Study material section start

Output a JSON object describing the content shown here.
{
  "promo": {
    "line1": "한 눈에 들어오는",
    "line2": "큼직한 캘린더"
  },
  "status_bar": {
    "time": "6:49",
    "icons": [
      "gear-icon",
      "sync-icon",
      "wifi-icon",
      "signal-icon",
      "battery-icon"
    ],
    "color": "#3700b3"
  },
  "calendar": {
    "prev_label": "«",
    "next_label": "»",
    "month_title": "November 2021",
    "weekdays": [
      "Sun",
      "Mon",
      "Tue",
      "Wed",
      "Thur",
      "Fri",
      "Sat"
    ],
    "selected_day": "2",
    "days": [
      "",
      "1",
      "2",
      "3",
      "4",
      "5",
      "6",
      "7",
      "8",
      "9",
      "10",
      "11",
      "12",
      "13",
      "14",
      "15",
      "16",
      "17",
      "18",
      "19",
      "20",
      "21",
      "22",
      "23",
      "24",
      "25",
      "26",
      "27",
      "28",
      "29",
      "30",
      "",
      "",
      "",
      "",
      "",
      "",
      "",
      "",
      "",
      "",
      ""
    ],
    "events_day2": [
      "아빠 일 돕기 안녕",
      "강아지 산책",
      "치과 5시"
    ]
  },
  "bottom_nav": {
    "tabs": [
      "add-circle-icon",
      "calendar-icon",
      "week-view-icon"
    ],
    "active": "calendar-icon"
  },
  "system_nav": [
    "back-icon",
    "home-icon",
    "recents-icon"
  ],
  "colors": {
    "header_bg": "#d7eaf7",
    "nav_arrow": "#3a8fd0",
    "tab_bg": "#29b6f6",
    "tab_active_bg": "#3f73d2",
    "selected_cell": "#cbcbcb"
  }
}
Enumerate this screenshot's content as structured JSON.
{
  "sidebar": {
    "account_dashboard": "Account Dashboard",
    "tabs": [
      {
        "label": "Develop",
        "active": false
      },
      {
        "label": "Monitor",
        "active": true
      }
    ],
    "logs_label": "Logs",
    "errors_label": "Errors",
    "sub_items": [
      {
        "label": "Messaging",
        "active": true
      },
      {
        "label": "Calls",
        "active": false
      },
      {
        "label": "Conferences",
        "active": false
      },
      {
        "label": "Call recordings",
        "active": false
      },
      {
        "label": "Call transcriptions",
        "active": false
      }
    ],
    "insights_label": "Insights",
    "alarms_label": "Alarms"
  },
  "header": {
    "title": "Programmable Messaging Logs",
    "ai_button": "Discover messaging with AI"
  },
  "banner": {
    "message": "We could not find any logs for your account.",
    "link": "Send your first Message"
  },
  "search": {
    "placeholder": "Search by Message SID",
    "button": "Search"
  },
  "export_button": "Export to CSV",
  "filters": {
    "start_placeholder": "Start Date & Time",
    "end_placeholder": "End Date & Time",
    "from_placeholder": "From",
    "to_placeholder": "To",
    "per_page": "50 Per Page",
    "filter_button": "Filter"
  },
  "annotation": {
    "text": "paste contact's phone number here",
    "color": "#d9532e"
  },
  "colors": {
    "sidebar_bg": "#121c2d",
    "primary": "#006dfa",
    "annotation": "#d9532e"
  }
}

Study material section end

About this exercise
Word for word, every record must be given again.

Result below
Output a JSON object describing the content shown here.
{
  "promo": {
    "line1": "한 눈에 들어오는",
    "line2": "큼직한 캘린더"
  },
  "status_bar": {
    "time": "6:49",
    "icons": [
      "gear-icon",
      "sync-icon",
      "wifi-icon",
      "signal-icon",
      "battery-icon"
    ],
    "color": "#3700b3"
  },
  "calendar": {
    "prev_label": "«",
    "next_label": "»",
    "month_title": "November 2021",
    "weekdays": [
      "Sun",
      "Mon",
      "Tue",
      "Wed",
      "Thur",
      "Fri",
      "Sat"
    ],
    "selected_day": "2",
    "days": [
      "",
      "1",
      "2",
      "3",
      "4",
      "5",
      "6",
      "7",
      "8",
      "9",
      "10",
      "11",
      "12",
      "13",
      "14",
      "15",
      "16",
      "17",
      "18",
      "19",
      "20",
      "21",
      "22",
      "23",
      "24",
      "25",
      "26",
      "27",
      "28",
      "29",
      "30",
      "",
      "",
      "",
      "",
      "",
      "",
      "",
      "",
      "",
      "",
      ""
    ],
    "events_day2": [
      "아빠 일 돕기 안녕",
      "강아지 산책",
      "치과 5시"
    ]
  },
  "bottom_nav": {
    "tabs": [
      "add-circle-icon",
      "calendar-icon",
      "week-view-icon"
    ],
    "active": "calendar-icon"
  },
  "system_nav": [
    "back-icon",
    "home-icon",
    "recents-icon"
  ],
  "colors": {
    "header_bg": "#d7eaf7",
    "nav_arrow": "#3a8fd0",
    "tab_bg": "#29b6f6",
    "tab_active_bg": "#3f73d2",
    "selected_cell": "#cbcbcb"
  }
}
Enumerate this screenshot's content as structured JSON.
{
  "sidebar": {
    "account_dashboard": "Account Dashboard",
    "tabs": [
      {
        "label": "Develop",
        "active": false
      },
      {
        "label": "Monitor",
        "active": true
      }
    ],
    "logs_label": "Logs",
    "errors_label": "Errors",
    "sub_items": [
      {
        "label": "Messaging",
        "active": true
      },
      {
        "label": "Calls",
        "active": false
      },
      {
        "label": "Conferences",
        "active": false
      },
      {
        "label": "Call recordings",
        "active": false
      },
      {
        "label": "Call transcriptions",
        "active": false
      }
    ],
    "insights_label": "Insights",
    "alarms_label": "Alarms"
  },
  "header": {
    "title": "Programmable Messaging Logs",
    "ai_button": "Discover messaging with AI"
  },
  "banner": {
    "message": "We could not find any logs for your account.",
    "link": "Send your first Message"
  },
  "search": {
    "placeholder": "Search by Message SID",
    "button": "Search"
  },
  "export_button": "Export to CSV",
  "filters": {
    "start_placeholder": "Start Date & Time",
    "end_placeholder": "End Date & Time",
    "from_placeholder": "From",
    "to_placeholder": "To",
    "per_page": "50 Per Page",
    "filter_button": "Filter"
  },
  "annotation": {
    "text": "paste contact's phone number here",
    "color": "#d9532e"
  },
  "colors": {
    "sidebar_bg": "#121c2d",
    "primary": "#006dfa",
    "annotation": "#d9532e"
  }
}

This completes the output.